Conceptually, “Melinda and Melinda” is a charming doodle – the titular character (played by the perpetually underrated Radha Mitchell) goes through mirrored storylines, both romantic, with one played as a comedy, while the other is a tragedy. So far, so good, right? Well, it’s much more tedious than it sounds, and besides some occasionally sparkly performances (Will Ferrell makes a better Woody Allen surrogate than you’d think, his nervous tics blown to oversized proportions), it’s mostly a drag. Before the second half of the movie concludes, you’ve already grown weary of its conceptual trappings, and the rest is just sort of boring, this despite supporting turns by Amanda Peet, Steve Carell and, in the rare instance of an ethnic actor in a Woody Allen movie, the wonderful Chiwetel Ejiofor. His velvety smooth performance is almost enough to save this movie from banality. We said almost. Fun fact: the Ferrell and Mitchell characters were written for Robert Downey Jr. and Winona Ryder, both of whom were uninsurable at the time. [C+]

“Match Point” (2005)
Woody Allen's first foray into Europe in 2005 marked a decidedly different kind of Woody Allen movie, demonstrating that he could come out of his wheelhouse and deliver a straight up, juicy genre sexual thriller. It's also a relief that Allen's hyperneurotic id has no direct stand-in here -- of course it is present in the themes of sex, infidelity and control, but there's no Allen himself fretting and pondering out loud, just the dangerously sensual Jonathan Rhys-Meyers.
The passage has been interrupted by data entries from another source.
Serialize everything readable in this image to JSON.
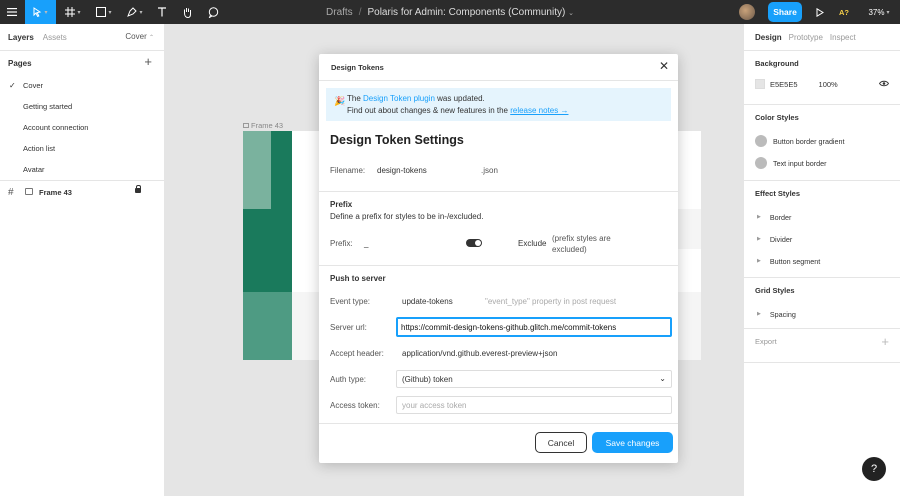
{
  "topbar": {
    "breadcrumb_drafts": "Drafts",
    "breadcrumb_sep": "/",
    "file_name": "Polaris for Admin: Components (Community)",
    "share_label": "Share",
    "ax_label": "A?",
    "zoom": "37%",
    "accent": "#18a0fb",
    "tools": [
      "menu-icon",
      "move-tool-icon",
      "frame-tool-icon",
      "shape-tool-icon",
      "pen-tool-icon",
      "text-tool-icon",
      "hand-tool-icon",
      "comment-tool-icon"
    ]
  },
  "left_panel": {
    "tab_layers": "Layers",
    "tab_assets": "Assets",
    "page_selector": "Cover",
    "pages_title": "Pages",
    "pages": [
      "Cover",
      "Getting started",
      "Account connection",
      "Action list",
      "Avatar"
    ],
    "layer_name": "Frame 43"
  },
  "canvas": {
    "frame_label": "Frame 43",
    "colors": {
      "green_light": "#7ab29e",
      "green_dark": "#1a7a5c",
      "green_mid": "#4e9b83"
    }
  },
  "modal": {
    "header": "Design Tokens",
    "notice_pre": "The ",
    "notice_link": "Design Token plugin",
    "notice_post": " was updated.",
    "notice_line2": "Find out about changes & new features in the ",
    "notice_link2": "release notes →",
    "title": "Design Token Settings",
    "filename_label": "Filename:",
    "filename_value": "design-tokens",
    "filename_ext": ".json",
    "prefix_title": "Prefix",
    "prefix_desc": "Define a prefix for styles to be in-/excluded.",
    "prefix_label": "Prefix:",
    "prefix_value": "_",
    "exclude_label": "Exclude",
    "exclude_note_1": "(prefix styles are",
    "exclude_note_2": "excluded)",
    "push_title": "Push to server",
    "event_type_label": "Event type:",
    "event_type_value": "update-tokens",
    "event_type_hint": "\"event_type\" property in post request",
    "server_url_label": "Server url:",
    "server_url_value": "https://commit-design-tokens-github.glitch.me/commit-tokens",
    "accept_header_label": "Accept header:",
    "accept_header_value": "application/vnd.github.everest-preview+json",
    "auth_type_label": "Auth type:",
    "auth_type_value": "(Github) token",
    "access_token_label": "Access token:",
    "access_token_placeholder": "your access token",
    "cancel_label": "Cancel",
    "save_label": "Save changes"
  },
  "right_panel": {
    "tab_design": "Design",
    "tab_prototype": "Prototype",
    "tab_inspect": "Inspect",
    "background_title": "Background",
    "bg_hex": "E5E5E5",
    "bg_opacity": "100%",
    "color_styles_title": "Color Styles",
    "color_styles": [
      "Button border gradient",
      "Text input border"
    ],
    "effect_styles_title": "Effect Styles",
    "effect_styles": [
      "Border",
      "Divider",
      "Button segment"
    ],
    "grid_styles_title": "Grid Styles",
    "grid_styles": [
      "Spacing"
    ],
    "export_title": "Export"
  },
  "help_label": "?"
}
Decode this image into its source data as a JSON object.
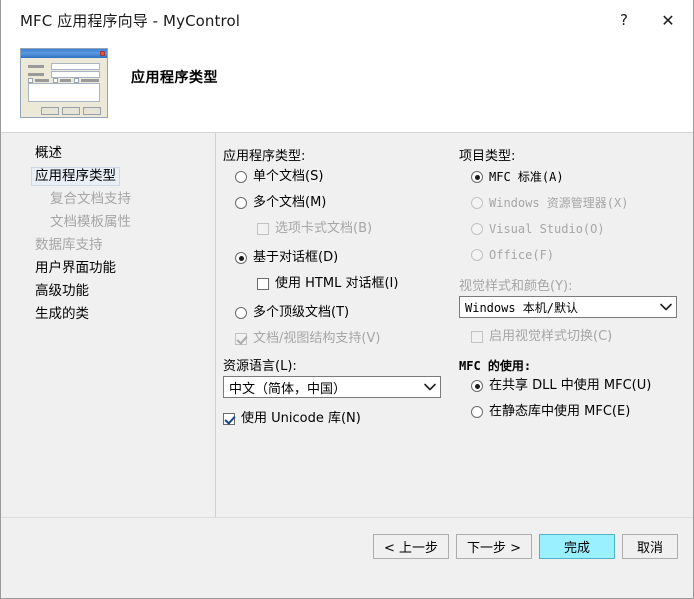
{
  "window": {
    "title": "MFC 应用程序向导 - MyControl",
    "help_label": "?",
    "close_label": "✕"
  },
  "header": {
    "page_title": "应用程序类型",
    "preview_name": "dialog-preview-image"
  },
  "sidebar": {
    "items": [
      {
        "label": "概述",
        "state": "normal",
        "indent": false
      },
      {
        "label": "应用程序类型",
        "state": "selected",
        "indent": false
      },
      {
        "label": "复合文档支持",
        "state": "disabled",
        "indent": true
      },
      {
        "label": "文档模板属性",
        "state": "disabled",
        "indent": true
      },
      {
        "label": "数据库支持",
        "state": "disabled",
        "indent": false
      },
      {
        "label": "用户界面功能",
        "state": "normal",
        "indent": false
      },
      {
        "label": "高级功能",
        "state": "normal",
        "indent": false
      },
      {
        "label": "生成的类",
        "state": "normal",
        "indent": false
      }
    ]
  },
  "app_type": {
    "group_label": "应用程序类型:",
    "options": [
      {
        "label": "单个文档(S)",
        "type": "radio",
        "checked": false,
        "enabled": true
      },
      {
        "label": "多个文档(M)",
        "type": "radio",
        "checked": false,
        "enabled": true
      },
      {
        "label": "选项卡式文档(B)",
        "type": "checkbox",
        "checked": false,
        "enabled": false
      },
      {
        "label": "基于对话框(D)",
        "type": "radio",
        "checked": true,
        "enabled": true
      },
      {
        "label": "使用 HTML 对话框(I)",
        "type": "checkbox",
        "checked": false,
        "enabled": true
      },
      {
        "label": "多个顶级文档(T)",
        "type": "radio",
        "checked": false,
        "enabled": true
      },
      {
        "label": "文档/视图结构支持(V)",
        "type": "checkbox",
        "checked": true,
        "enabled": false
      }
    ]
  },
  "resource_language": {
    "label": "资源语言(L):",
    "value": "中文（简体，中国）",
    "arrow": "⌄"
  },
  "unicode": {
    "label": "使用 Unicode 库(N)",
    "checked": true
  },
  "project_type": {
    "group_label": "项目类型:",
    "options": [
      {
        "label": "MFC 标准(A)",
        "checked": true,
        "enabled": true
      },
      {
        "label": "Windows 资源管理器(X)",
        "checked": false,
        "enabled": false
      },
      {
        "label": "Visual Studio(O)",
        "checked": false,
        "enabled": false
      },
      {
        "label": "Office(F)",
        "checked": false,
        "enabled": false
      }
    ]
  },
  "visual_style": {
    "label": "视觉样式和颜色(Y):",
    "value": "Windows 本机/默认",
    "arrow": "⌄",
    "toggle_label": "启用视觉样式切换(C)",
    "toggle_checked": false
  },
  "mfc_usage": {
    "group_label": "MFC 的使用:",
    "options": [
      {
        "label": "在共享 DLL 中使用 MFC(U)",
        "checked": true
      },
      {
        "label": "在静态库中使用 MFC(E)",
        "checked": false
      }
    ]
  },
  "footer": {
    "back": "< 上一步",
    "next": "下一步 >",
    "finish": "完成",
    "cancel": "取消"
  },
  "colors": {
    "body_bg": "#f0f0f0",
    "header_bg": "#ffffff",
    "selected_nav_bg": "#e9eff7",
    "primary_btn_bg": "#9af0ff",
    "disabled_text": "#a6a6a6"
  }
}
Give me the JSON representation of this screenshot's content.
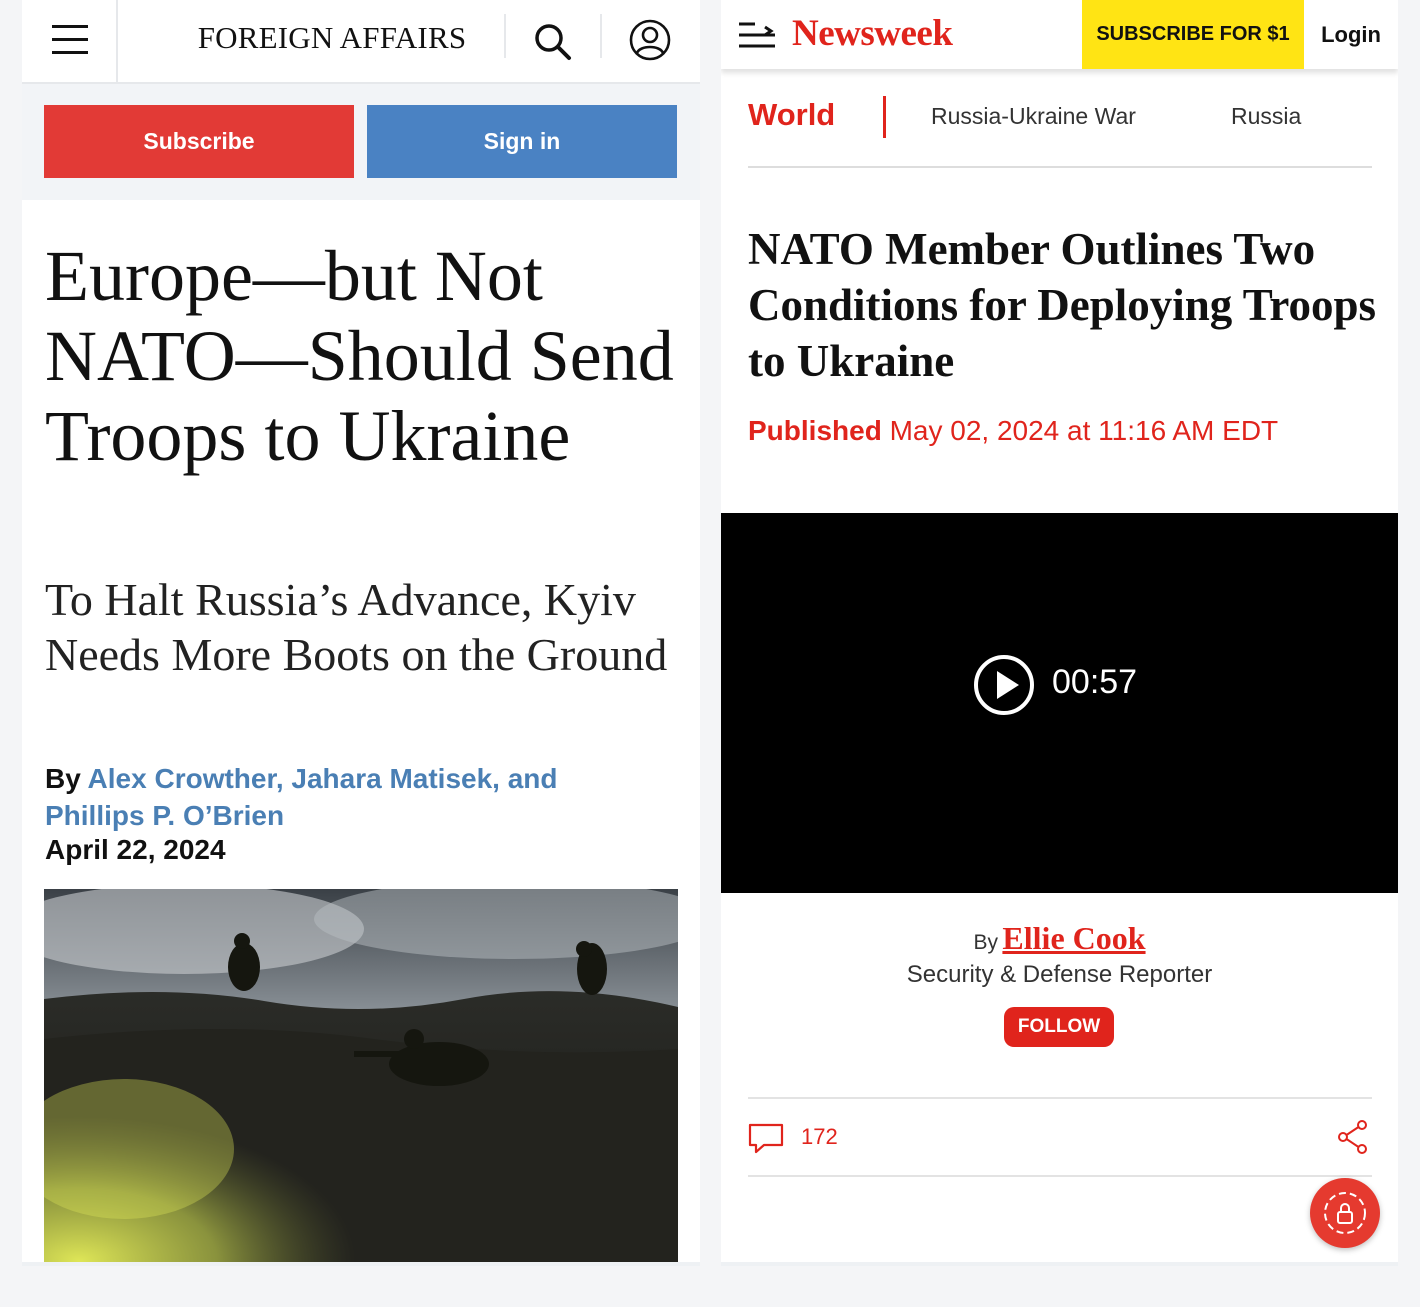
{
  "foreign_affairs": {
    "logo": "FOREIGN AFFAIRS",
    "subscribe_label": "Subscribe",
    "signin_label": "Sign in",
    "title": "Europe—but Not NATO—Should Send Troops to Ukraine",
    "subtitle": "To Halt Russia’s Advance, Kyiv Needs More Boots on the Ground",
    "byline_prefix": "By ",
    "byline_authors_1": "Alex Crowther, Jahara Matisek, and",
    "byline_authors_2": "Phillips P. O’Brien",
    "date": "April 22, 2024",
    "colors": {
      "subscribe": "#e23a36",
      "signin": "#4a82c3",
      "link": "#4a7fb4"
    },
    "icons": [
      "hamburger-menu-icon",
      "search-icon",
      "account-icon"
    ]
  },
  "newsweek": {
    "logo": "Newsweek",
    "subscribe_label": "SUBSCRIBE FOR $1",
    "login_label": "Login",
    "nav": {
      "primary": "World",
      "items": [
        "Russia-Ukraine War",
        "Russia"
      ]
    },
    "title": "NATO Member Outlines Two Conditions for Deploying Troops to Ukraine",
    "published_label": "Published",
    "published_date": "May 02, 2024 at 11:16 AM EDT",
    "video_duration": "00:57",
    "author_prefix": "By",
    "author_name": "Ellie Cook",
    "author_role": "Security & Defense Reporter",
    "follow_label": "FOLLOW",
    "comment_count": "172",
    "colors": {
      "brand": "#e0241c",
      "subscribe_bg": "#ffe414"
    },
    "icons": [
      "menu-icon",
      "play-icon",
      "comment-icon",
      "share-icon",
      "lock-icon"
    ]
  }
}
As opposed to Allen, who as a performer wears everything on his sleeve, Rhys-Meyers is a placid lake simmering with sex and intrigue right below the surface. The audience never knows what he's going to do, and the actor achieves a performance that leads us to believe he doesn't know what he's going to either, until the moment he does it. Allen creates a world filled with beauty and money and class that never feels comfortable -- there is a constant tension vibrating throughout. Some have muttered about Scarlett Johansson's performance, but she's ideal for the beautiful, fragile vessel on which Rhys-Meyers' Chris projects his visions and fantasies of another life. Emily Mortimer and Matthew Goode are excellent as the foils to the leads, but this is Rhys-Meyers' film; he's rarely been as good. While some may argue it's the poor man's version of "Crimes and Misdemeanors" (and they might not be totally off base) Allen skillfully creates such a taut suspension in "Match Point" that it isn't until the credits roll that you remember to breathe. [B+]

“Scoop” (2006)
Coming after what many considered a late-career triumph in “Match Point,” most with short memories were disheartened to see Allen return to madcap slapstick. And while the story -- involving a junior reporter tailing a handsome potential serial killer thanks to clues from a ghost -- seems pretty slinky, “Scoop” is actually surprisingly winning. Among Allen’s films, there haven’t been a more attractive pairing than Scarlett Johansson and Hugh Jackman, and Johansson’s beleaguered, somewhat dimwitted turn is matched in comic anarchy from a spirited supporting turn by Allen as a likely-doomed magician. “Scoop” never feels like there’s a clean balance between the chaotic supernatural elements of the story and the main serial killer narrative, but the whodunnit structure is carried by the comic work from the strong cast and Allen’s light, typically-bouncy direction. [B-]

This article is related to: Feature, Midnight In Paris, Woody Allen


The Playlist

The obsessives' guide to contemporary cinema via film discussion, news, reviews, features, nostalgia, movie music, soundtracks, DVDs and more.


E-Mail Updates